**Exercise:** Take the data below and filter it for lines containing the word "caption"; show each line found.

### Data provided ###

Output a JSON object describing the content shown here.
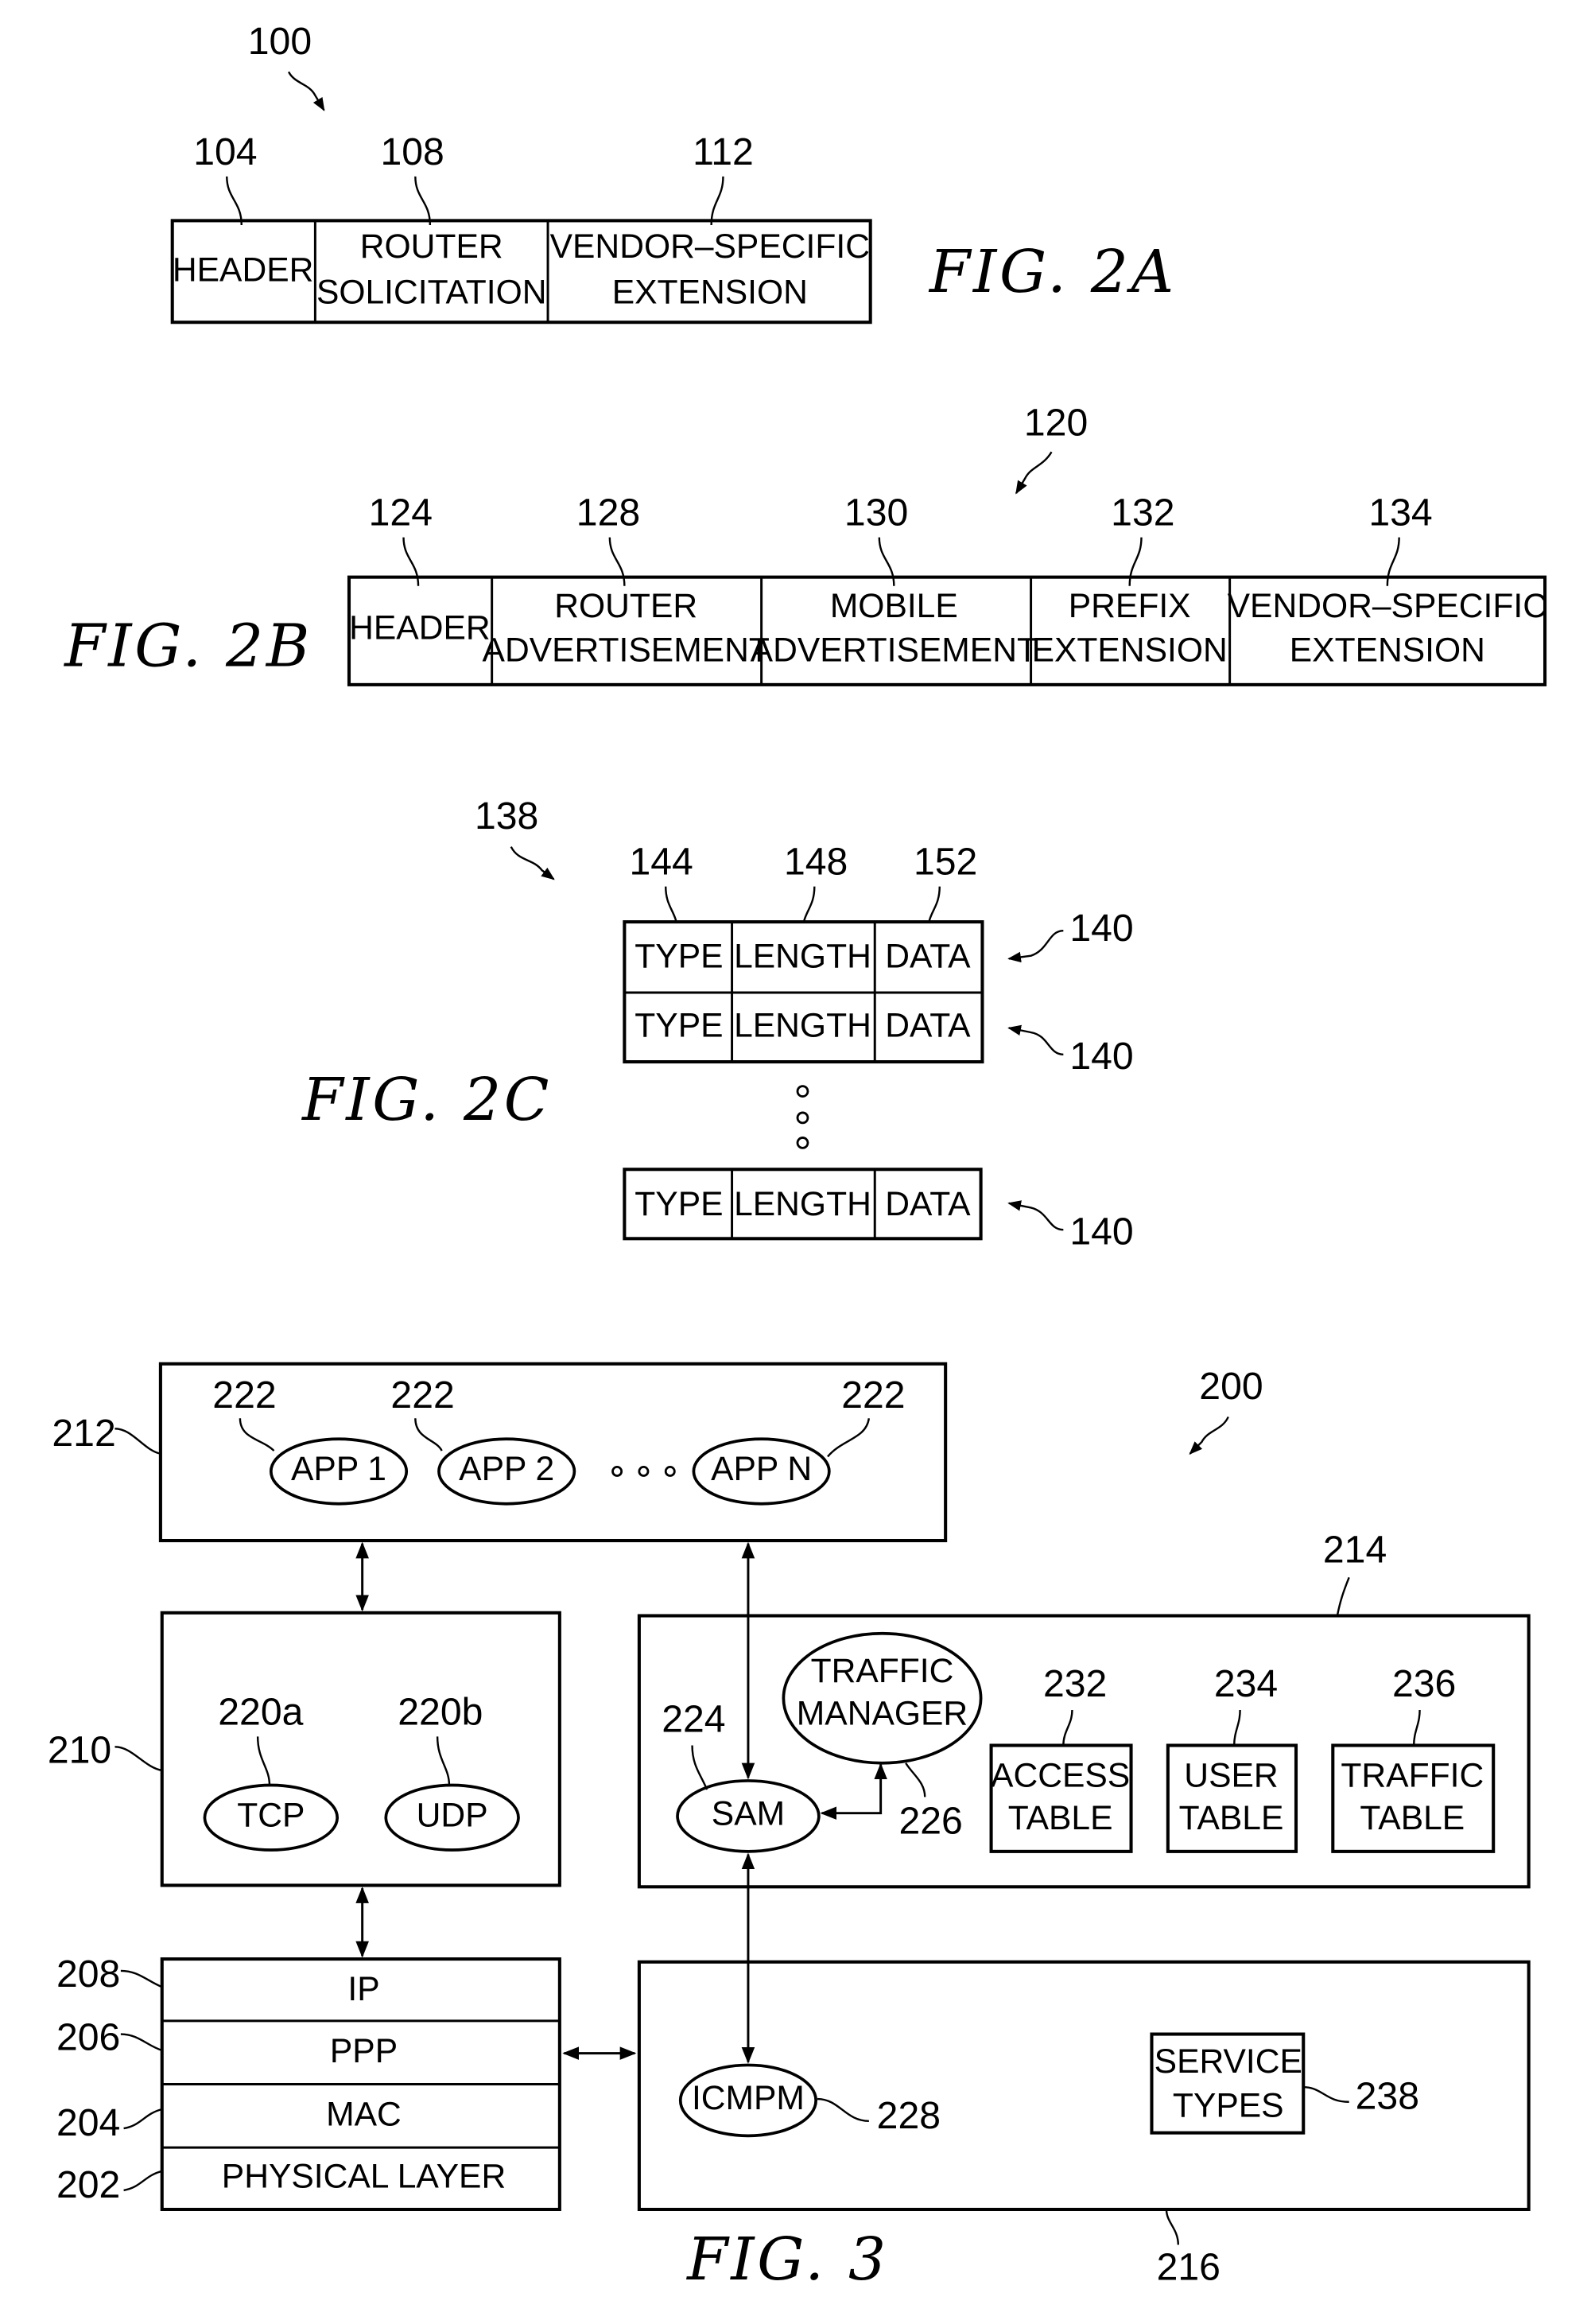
{
  "fig2a": {
    "caption": "FIG.  2A",
    "ref": "100",
    "fields": [
      {
        "ref": "104",
        "lines": [
          "HEADER"
        ]
      },
      {
        "ref": "108",
        "lines": [
          "ROUTER",
          "SOLICITATION"
        ]
      },
      {
        "ref": "112",
        "lines": [
          "VENDOR–SPECIFIC",
          "EXTENSION"
        ]
      }
    ]
  },
  "fig2b": {
    "caption": "FIG.  2B",
    "ref": "120",
    "fields": [
      {
        "ref": "124",
        "lines": [
          "HEADER"
        ]
      },
      {
        "ref": "128",
        "lines": [
          "ROUTER",
          "ADVERTISEMENT"
        ]
      },
      {
        "ref": "130",
        "lines": [
          "MOBILE",
          "ADVERTISEMENT"
        ]
      },
      {
        "ref": "132",
        "lines": [
          "PREFIX",
          "EXTENSION"
        ]
      },
      {
        "ref": "134",
        "lines": [
          "VENDOR–SPECIFIC",
          "EXTENSION"
        ]
      }
    ]
  },
  "fig2c": {
    "caption": "FIG.  2C",
    "ref": "138",
    "column_refs": [
      "144",
      "148",
      "152"
    ],
    "row_ref": "140",
    "rows": [
      [
        "TYPE",
        "LENGTH",
        "DATA"
      ],
      [
        "TYPE",
        "LENGTH",
        "DATA"
      ],
      [
        "TYPE",
        "LENGTH",
        "DATA"
      ]
    ]
  },
  "fig3": {
    "caption": "FIG.  3",
    "ref": "200",
    "app_layer": {
      "ref": "212",
      "apps": [
        {
          "ref": "222",
          "label": "APP  1"
        },
        {
          "ref": "222",
          "label": "APP  2"
        },
        {
          "ref": "222",
          "label": "APP  N"
        }
      ]
    },
    "transport": {
      "ref": "210",
      "protocols": [
        {
          "ref": "220a",
          "label": "TCP"
        },
        {
          "ref": "220b",
          "label": "UDP"
        }
      ]
    },
    "stack": [
      {
        "ref": "208",
        "label": "IP"
      },
      {
        "ref": "206",
        "label": "PPP"
      },
      {
        "ref": "204",
        "label": "MAC"
      },
      {
        "ref": "202",
        "label": "PHYSICAL  LAYER"
      }
    ],
    "manager_block": {
      "ref": "214",
      "sam": {
        "ref": "224",
        "label": "SAM"
      },
      "traffic_manager": {
        "ref": "226",
        "lines": [
          "TRAFFIC",
          "MANAGER"
        ]
      },
      "tables": [
        {
          "ref": "232",
          "lines": [
            "ACCESS",
            "TABLE"
          ]
        },
        {
          "ref": "234",
          "lines": [
            "USER",
            "TABLE"
          ]
        },
        {
          "ref": "236",
          "lines": [
            "TRAFFIC",
            "TABLE"
          ]
        }
      ]
    },
    "icmp_block": {
      "ref": "216",
      "icmpm": {
        "ref": "228",
        "label": "ICMPM"
      },
      "service_types": {
        "ref": "238",
        "lines": [
          "SERVICE",
          "TYPES"
        ]
      }
    }
  }
}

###

**Output of the exercise:**
    "caption": "FIG.  2A",
    "caption": "FIG.  2B",
    "caption": "FIG.  2C",
    "caption": "FIG.  3",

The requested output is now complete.